To encourage professional improvement and recognize outstanding effort by Iowa State University Extension and Outreach specialists, the Iowa Agricultural Extension Association has a communications awards program each year for its members. These awards are presented at the annual meeting of IAEA on the ISU campus at Ames. Winners and categories they excelled in for 2014-15 were recognized at the recent March 2015 IAEA meeting.
"We had winners in 10 of the 14 categories," says Gary Hall, chairman of the IAEA communications committee. "The applications demonstrated that ISU Extension agricultural staff members are doing great work. I encourage all Iowa Ag Extension Association members to consider submitting entries in this awards program."
Congratulations to all of the Iowa winners
Wallaces Farmer magazine sponsors the annual IAEA communications awards. The state winners in each category move on to regional competition and those winners proceed to the national contest. The Iowa winners and categories they excelled in for 2014-15 are:
Paul Kassel, Extension field agronomist at Spencer in northwest Iowa, won in the individual newsletter category. He also took first place in the audio recordings category.
Bob Dodds, Regional Extension educator at Donnellson in southeast Iowa, took first with a published photo and caption.
Kapil Arora, Extension ag and biosystems engineering field specialist at Nevada, earned first with his program promotional piece. He also had first place in the website category.
Nancy Jensen, program coordinator for Extension in the Butler County office, took top honors in the personal column category.
Madeline Schultz, Extension value-added agriculture specialist at Ames, earned first place with a feature story. She also took first in the video recording category.
Rich Wrage, Regional Extension director in central Iowa, based at Boone, won first for team newsletter.
Jennifer Bentley, Extension dairy field specialist at Decorah, earned top honors for a publication.
And here's another job well done: Congratulations to Don Short
Silos & Smokestacks recently announced the upcoming retirement of its president, Don Short. Following a lifelong career involved with agriculture in a variety of roles, Silos & Smokestacks National Heritage Area president Short plans to retire later this year. The SSNHA board of trustees is launching a nationwide search for the Heritage Area's new leader and hope to have the position filled by mid-summer.

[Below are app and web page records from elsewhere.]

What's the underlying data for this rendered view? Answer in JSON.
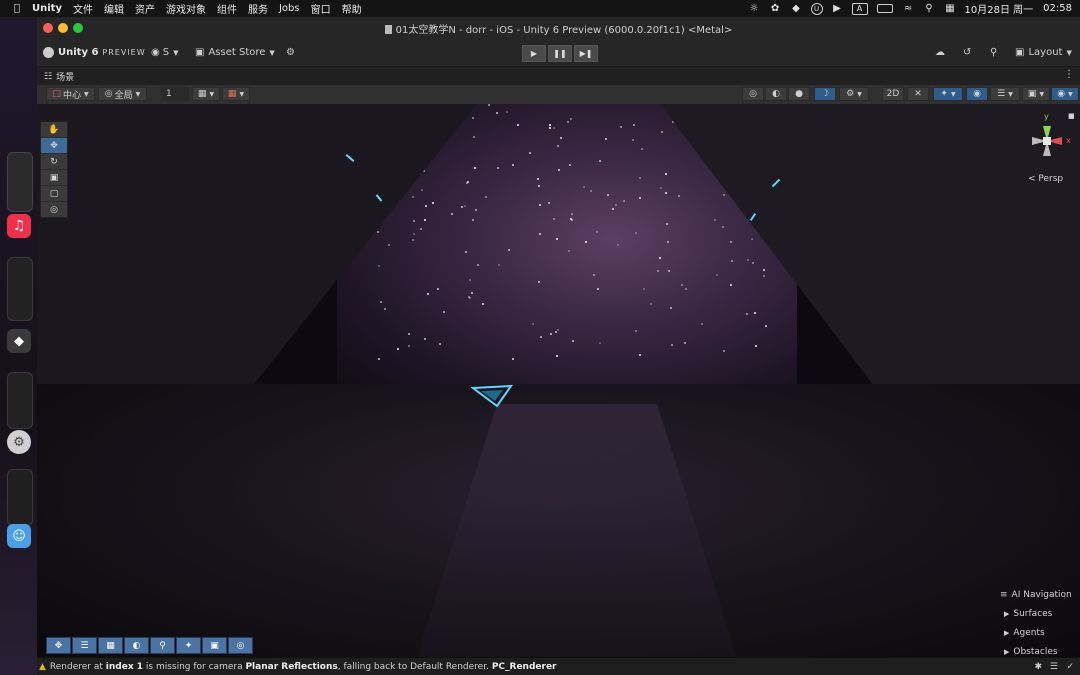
{
  "menubar": {
    "app": "Unity",
    "items": [
      "文件",
      "编辑",
      "资产",
      "游戏对象",
      "组件",
      "服务",
      "Jobs",
      "窗口",
      "帮助"
    ],
    "input_method": "A",
    "clock": "10月28日 周一",
    "time": "02:58"
  },
  "window": {
    "title": "01太空教学N - dorr - iOS - Unity 6 Preview (6000.0.20f1c1) <Metal>"
  },
  "toolbar": {
    "brand": "Unity 6",
    "brand_tag": "PREVIEW",
    "account": "S",
    "asset_store": "Asset Store",
    "layout": "Layout"
  },
  "scene_tab": {
    "label": "场景"
  },
  "overlay": {
    "pivot": "中心",
    "space": "全局",
    "grid_value": "1"
  },
  "viewport": {
    "persp_label": "< Persp",
    "gizmo_y": "y",
    "gizmo_x": "x",
    "ai_nav": {
      "title": "AI Navigation",
      "items": [
        "Surfaces",
        "Agents",
        "Obstacles"
      ]
    }
  },
  "status": {
    "p1": "Renderer at ",
    "b1": "index 1",
    "p2": " is missing for camera ",
    "b2": "Planar Reflections",
    "p3": ", falling back to Default Renderer. ",
    "b3": "PC_Renderer"
  },
  "colors": {
    "accent": "#3e6a98",
    "warning": "#e8b02a"
  }
}
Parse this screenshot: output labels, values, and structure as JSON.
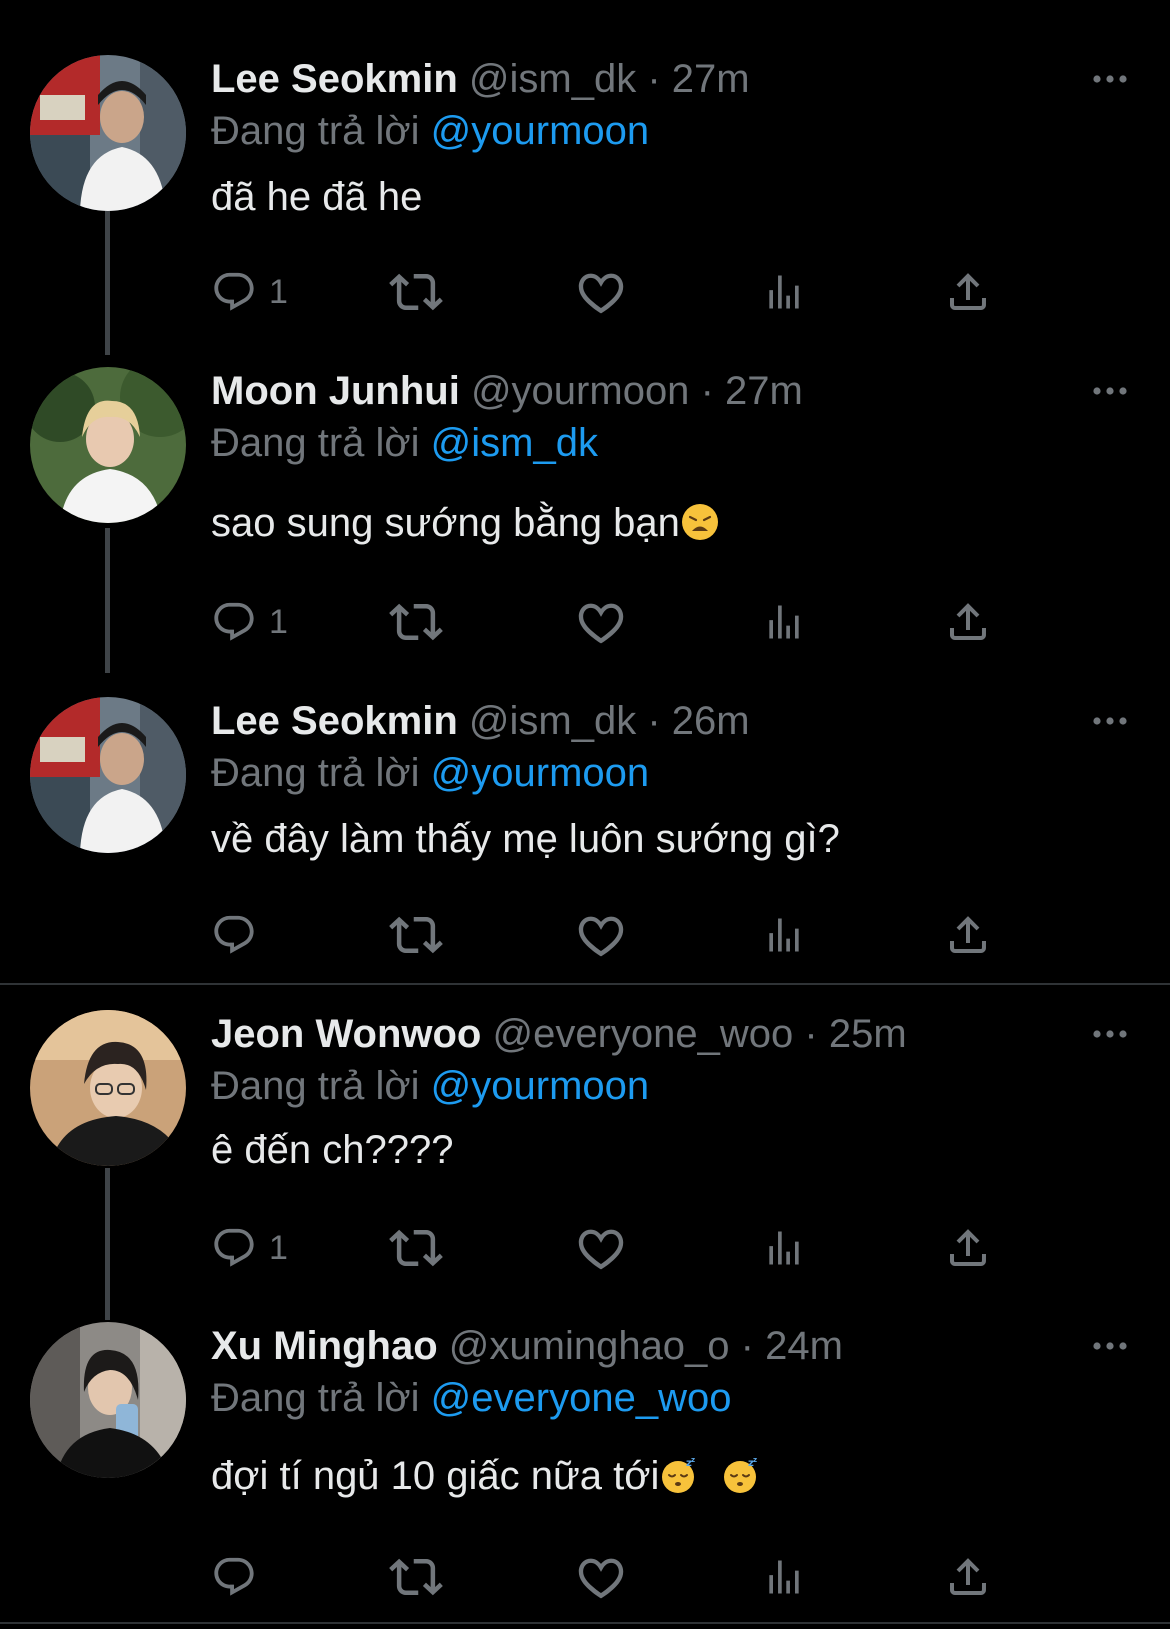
{
  "tweets": [
    {
      "name": "Lee Seokmin",
      "handle": "@ism_dk",
      "time": "27m",
      "replying_prefix": "Đang trả lời",
      "mention": "@yourmoon",
      "text": "đã he đã he",
      "reply_count": "1"
    },
    {
      "name": "Moon Junhui",
      "handle": "@yourmoon",
      "time": "27m",
      "replying_prefix": "Đang trả lời",
      "mention": "@ism_dk",
      "text": "sao sung sướng bằng bạn",
      "reply_count": "1"
    },
    {
      "name": "Lee Seokmin",
      "handle": "@ism_dk",
      "time": "26m",
      "replying_prefix": "Đang trả lời",
      "mention": "@yourmoon",
      "text": "về đây làm thấy mẹ luôn sướng gì?",
      "reply_count": ""
    },
    {
      "name": "Jeon Wonwoo",
      "handle": "@everyone_woo",
      "time": "25m",
      "replying_prefix": "Đang trả lời",
      "mention": "@yourmoon",
      "text": "ê đến ch????",
      "reply_count": "1"
    },
    {
      "name": "Xu Minghao",
      "handle": "@xuminghao_o",
      "time": "24m",
      "replying_prefix": "Đang trả lời",
      "mention": "@everyone_woo",
      "text": "đợi tí ngủ 10 giấc nữa tới",
      "reply_count": ""
    }
  ],
  "separator": "·",
  "colors": {
    "background": "#000000",
    "primary_text": "#e7e9ea",
    "secondary_text": "#71767b",
    "mention": "#1d9bf0",
    "thread_line": "#3f4448",
    "divider": "#2f3336"
  },
  "icons": {
    "reply": "reply-icon",
    "retweet": "retweet-icon",
    "like": "like-icon",
    "views": "views-icon",
    "share": "share-icon",
    "more": "more-icon"
  }
}
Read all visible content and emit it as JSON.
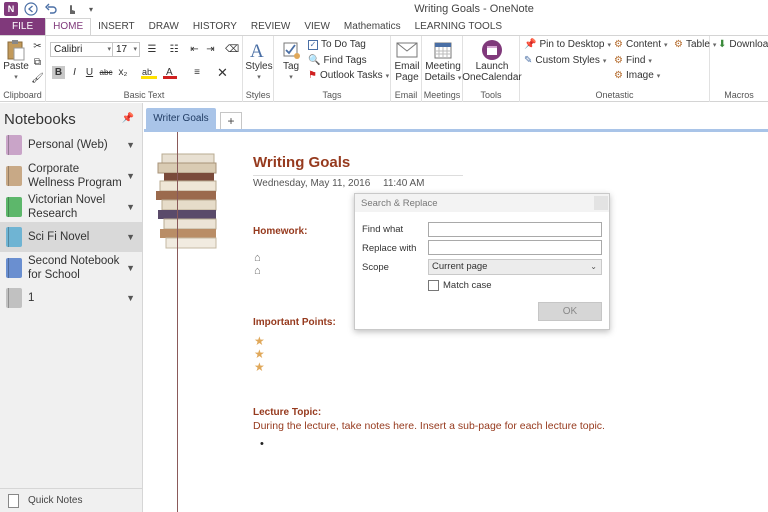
{
  "window": {
    "title": "Writing Goals - OneNote",
    "app_logo": "N"
  },
  "qat": {
    "back_icon": "back-arrow-icon",
    "undo_icon": "undo-icon",
    "touch_icon": "touch-mode-icon",
    "customize_icon": "customize-qat-icon"
  },
  "tabs": [
    "FILE",
    "HOME",
    "INSERT",
    "DRAW",
    "HISTORY",
    "REVIEW",
    "VIEW",
    "Mathematics",
    "LEARNING TOOLS"
  ],
  "ribbon": {
    "clipboard": {
      "paste": "Paste",
      "label": "Clipboard"
    },
    "basic_text": {
      "font": "Calibri",
      "size": "17",
      "label": "Basic Text",
      "bold": "B",
      "italic": "I",
      "underline": "U",
      "strike": "abc",
      "subscript": "x₂"
    },
    "styles": {
      "button": "Styles",
      "label": "Styles"
    },
    "tags": {
      "tag": "Tag",
      "todo": "To Do Tag",
      "find": "Find Tags",
      "outlook": "Outlook Tasks",
      "label": "Tags"
    },
    "email": {
      "button_line1": "Email",
      "button_line2": "Page",
      "label": "Email"
    },
    "meetings": {
      "button_line1": "Meeting",
      "button_line2": "Details",
      "label": "Meetings"
    },
    "tools": {
      "button_line1": "Launch",
      "button_line2": "OneCalendar",
      "label": "Tools"
    },
    "onetastic": {
      "pin": "Pin to Desktop",
      "custom": "Custom Styles",
      "content": "Content",
      "find": "Find",
      "image": "Image",
      "table": "Table",
      "label": "Onetastic"
    },
    "macros": {
      "download": "Downloa",
      "label": "Macros"
    }
  },
  "notebooks": {
    "header": "Notebooks",
    "items": [
      {
        "label": "Personal (Web)",
        "color": "#c9a4c8"
      },
      {
        "label": "Corporate Wellness Program",
        "color": "#c8a986"
      },
      {
        "label": "Victorian Novel Research",
        "color": "#5db76b"
      },
      {
        "label": "Sci Fi Novel",
        "color": "#6fb4d3"
      },
      {
        "label": "Second Notebook for School",
        "color": "#6a8fd0"
      },
      {
        "label": "1",
        "color": "#c1c1c1"
      }
    ],
    "quick_notes": "Quick Notes"
  },
  "section_tabs": {
    "active": "Writer Goals",
    "add": "+"
  },
  "page": {
    "title": "Writing Goals",
    "date": "Wednesday, May 11, 2016",
    "time": "11:40 AM",
    "homework": "Homework:",
    "important": "Important Points:",
    "lecture_heading": "Lecture Topic:",
    "lecture_text": "During the lecture, take notes here.  Insert a sub-page for each lecture topic.",
    "bullet": "•"
  },
  "dialog": {
    "title": "Search & Replace",
    "find_label": "Find what",
    "find_value": "",
    "replace_label": "Replace with",
    "replace_value": "",
    "scope_label": "Scope",
    "scope_value": "Current page",
    "match_case": "Match case",
    "ok": "OK"
  }
}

Short grew up in rural Winthrop, Iowa, where he took over the family farm. His involvement in farming continued throughout most of his life, including working for Moews Seed Company and Pioneer/DuPont Seed Company. Short brought his love for agriculture to Silos & Smokestacks in January 2001, when he took over the lead role for the Heritage Area. During his time with SSNHA, Short was heavily involved in federal legislation and developing corporate partnerships to ensure the long-term sustainability of the region's coordinating entity.
He says, "Working with the federal government and receiving federal funding was a new experience. You learn very quickly that not everything sticks and the battle never ends."
The Heritage Area covers 37 counties in northeast quarter of Iowa
During the transition, Short plans to continue to work with Silos & Smokestacks on a part time/consultant basis, primarily in areas related to federal legislation and funding. Short plans to enjoy retirement with his wife Janet, attending classic car auctions, fishing and visiting his grandchildren. Short says, "I'm grateful to have had the opportunity to work at Silos & Smokestacks. No two days were ever the same and the Staff and Board of Trustees were the best ever to work with."
SSNHA is one of 49 federally designated heritage areas in the nation and is an Affiliated Area of the National Park Service. The Heritage Area covers 37 counties in the northeast quadrant of Iowa. Interstate 80 borders it on the south and Interstate 35 borders it on the west. Through a network of sites, programs and events SSNHA interprets farm life, agribusiness and rural communities-past and present. To learn more about Silos & Smokestacks National Heritage Area visit www.silosandsmokestacks.org/.